- STORED DATA
════════

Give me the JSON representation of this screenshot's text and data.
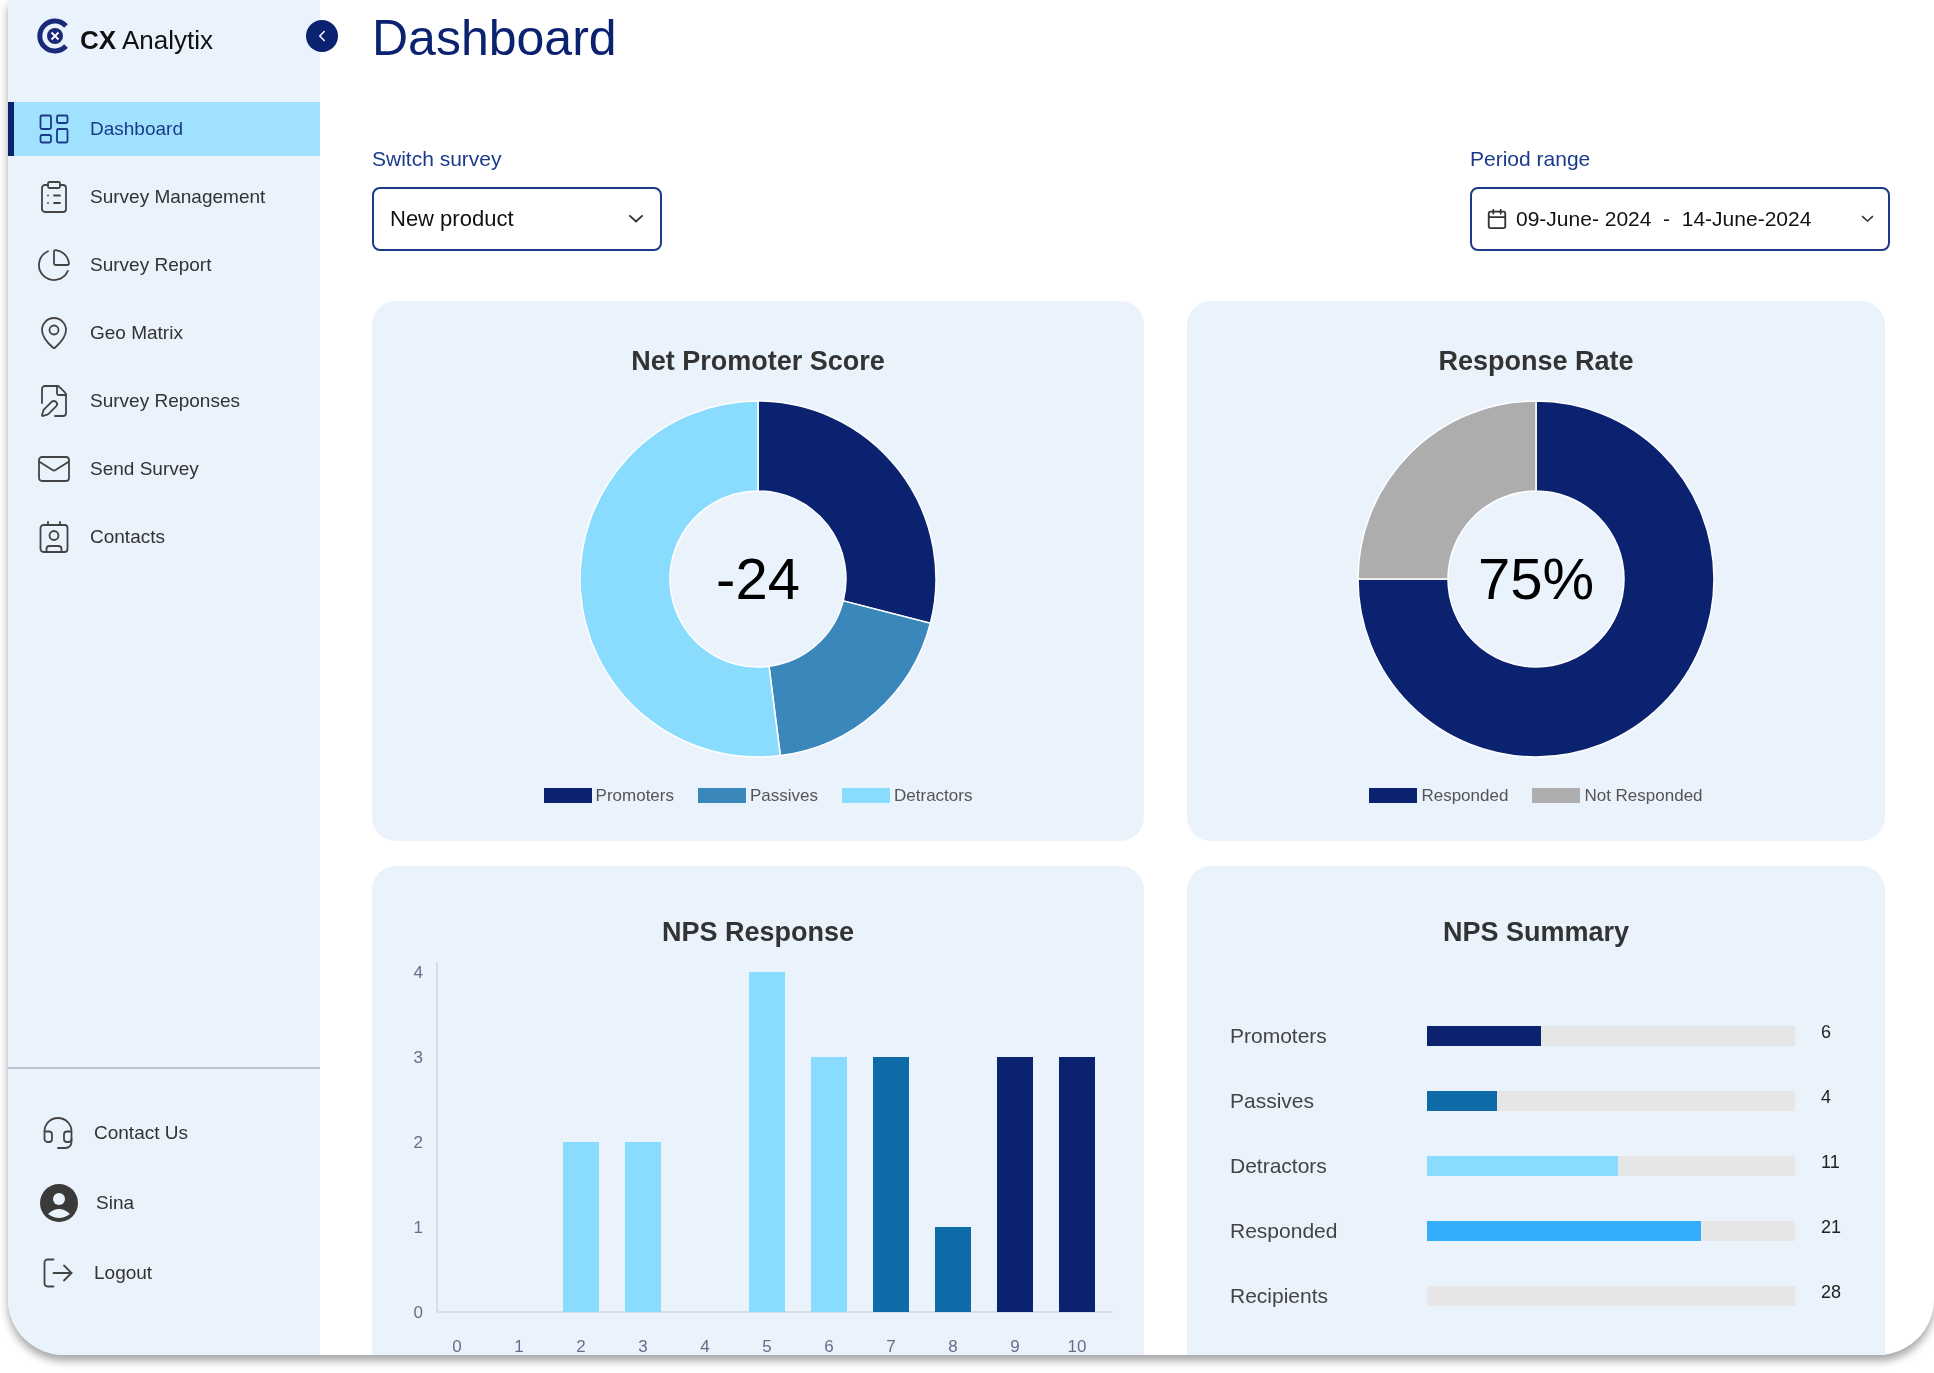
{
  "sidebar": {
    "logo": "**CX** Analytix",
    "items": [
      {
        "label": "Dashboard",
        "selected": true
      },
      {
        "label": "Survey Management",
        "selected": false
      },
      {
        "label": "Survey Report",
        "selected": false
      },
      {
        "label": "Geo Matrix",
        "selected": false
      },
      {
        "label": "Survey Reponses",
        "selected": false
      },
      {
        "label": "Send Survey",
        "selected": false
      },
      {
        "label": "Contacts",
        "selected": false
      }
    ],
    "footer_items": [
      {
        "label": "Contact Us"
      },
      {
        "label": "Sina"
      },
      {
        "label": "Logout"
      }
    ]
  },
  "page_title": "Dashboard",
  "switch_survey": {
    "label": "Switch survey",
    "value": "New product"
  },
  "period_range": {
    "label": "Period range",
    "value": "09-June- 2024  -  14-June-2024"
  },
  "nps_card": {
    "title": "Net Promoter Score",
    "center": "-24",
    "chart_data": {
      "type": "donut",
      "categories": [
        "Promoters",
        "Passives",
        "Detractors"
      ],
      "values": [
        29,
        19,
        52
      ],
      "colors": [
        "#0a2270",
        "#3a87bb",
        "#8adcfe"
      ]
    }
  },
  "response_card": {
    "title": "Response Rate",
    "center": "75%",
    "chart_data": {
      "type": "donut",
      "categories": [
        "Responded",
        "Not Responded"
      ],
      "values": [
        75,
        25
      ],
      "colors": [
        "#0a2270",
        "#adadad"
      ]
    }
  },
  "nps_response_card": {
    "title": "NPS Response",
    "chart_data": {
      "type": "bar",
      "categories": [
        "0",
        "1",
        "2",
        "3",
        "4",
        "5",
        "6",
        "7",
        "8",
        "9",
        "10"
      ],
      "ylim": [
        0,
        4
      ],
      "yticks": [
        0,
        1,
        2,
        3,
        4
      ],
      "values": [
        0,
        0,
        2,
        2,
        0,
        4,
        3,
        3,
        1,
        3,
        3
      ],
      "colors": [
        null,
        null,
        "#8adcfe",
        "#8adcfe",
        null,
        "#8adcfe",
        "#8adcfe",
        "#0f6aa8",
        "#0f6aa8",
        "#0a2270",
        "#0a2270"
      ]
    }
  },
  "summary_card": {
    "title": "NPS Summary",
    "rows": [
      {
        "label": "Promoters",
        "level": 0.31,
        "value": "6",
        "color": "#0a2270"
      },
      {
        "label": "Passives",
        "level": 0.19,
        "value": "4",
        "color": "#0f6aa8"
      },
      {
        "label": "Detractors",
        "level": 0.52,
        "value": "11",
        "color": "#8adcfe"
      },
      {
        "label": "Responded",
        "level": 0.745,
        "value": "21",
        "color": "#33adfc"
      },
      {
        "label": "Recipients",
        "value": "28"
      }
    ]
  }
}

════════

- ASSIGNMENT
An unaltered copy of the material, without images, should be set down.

- RESPONSE TO THE EXERCISE
Give me the JSON representation of this screenshot's text and data.
{
  "sidebar": {
    "logo": "**CX** Analytix",
    "items": [
      {
        "label": "Dashboard",
        "selected": true
      },
      {
        "label": "Survey Management",
        "selected": false
      },
      {
        "label": "Survey Report",
        "selected": false
      },
      {
        "label": "Geo Matrix",
        "selected": false
      },
      {
        "label": "Survey Reponses",
        "selected": false
      },
      {
        "label": "Send Survey",
        "selected": false
      },
      {
        "label": "Contacts",
        "selected": false
      }
    ],
    "footer_items": [
      {
        "label": "Contact Us"
      },
      {
        "label": "Sina"
      },
      {
        "label": "Logout"
      }
    ]
  },
  "page_title": "Dashboard",
  "switch_survey": {
    "label": "Switch survey",
    "value": "New product"
  },
  "period_range": {
    "label": "Period range",
    "value": "09-June- 2024  -  14-June-2024"
  },
  "nps_card": {
    "title": "Net Promoter Score",
    "center": "-24",
    "chart_data": {
      "type": "donut",
      "categories": [
        "Promoters",
        "Passives",
        "Detractors"
      ],
      "values": [
        29,
        19,
        52
      ],
      "colors": [
        "#0a2270",
        "#3a87bb",
        "#8adcfe"
      ]
    }
  },
  "response_card": {
    "title": "Response Rate",
    "center": "75%",
    "chart_data": {
      "type": "donut",
      "categories": [
        "Responded",
        "Not Responded"
      ],
      "values": [
        75,
        25
      ],
      "colors": [
        "#0a2270",
        "#adadad"
      ]
    }
  },
  "nps_response_card": {
    "title": "NPS Response",
    "chart_data": {
      "type": "bar",
      "categories": [
        "0",
        "1",
        "2",
        "3",
        "4",
        "5",
        "6",
        "7",
        "8",
        "9",
        "10"
      ],
      "ylim": [
        0,
        4
      ],
      "yticks": [
        0,
        1,
        2,
        3,
        4
      ],
      "values": [
        0,
        0,
        2,
        2,
        0,
        4,
        3,
        3,
        1,
        3,
        3
      ],
      "colors": [
        null,
        null,
        "#8adcfe",
        "#8adcfe",
        null,
        "#8adcfe",
        "#8adcfe",
        "#0f6aa8",
        "#0f6aa8",
        "#0a2270",
        "#0a2270"
      ]
    }
  },
  "summary_card": {
    "title": "NPS Summary",
    "rows": [
      {
        "label": "Promoters",
        "level": 0.31,
        "value": "6",
        "color": "#0a2270"
      },
      {
        "label": "Passives",
        "level": 0.19,
        "value": "4",
        "color": "#0f6aa8"
      },
      {
        "label": "Detractors",
        "level": 0.52,
        "value": "11",
        "color": "#8adcfe"
      },
      {
        "label": "Responded",
        "level": 0.745,
        "value": "21",
        "color": "#33adfc"
      },
      {
        "label": "Recipients",
        "value": "28"
      }
    ]
  }
}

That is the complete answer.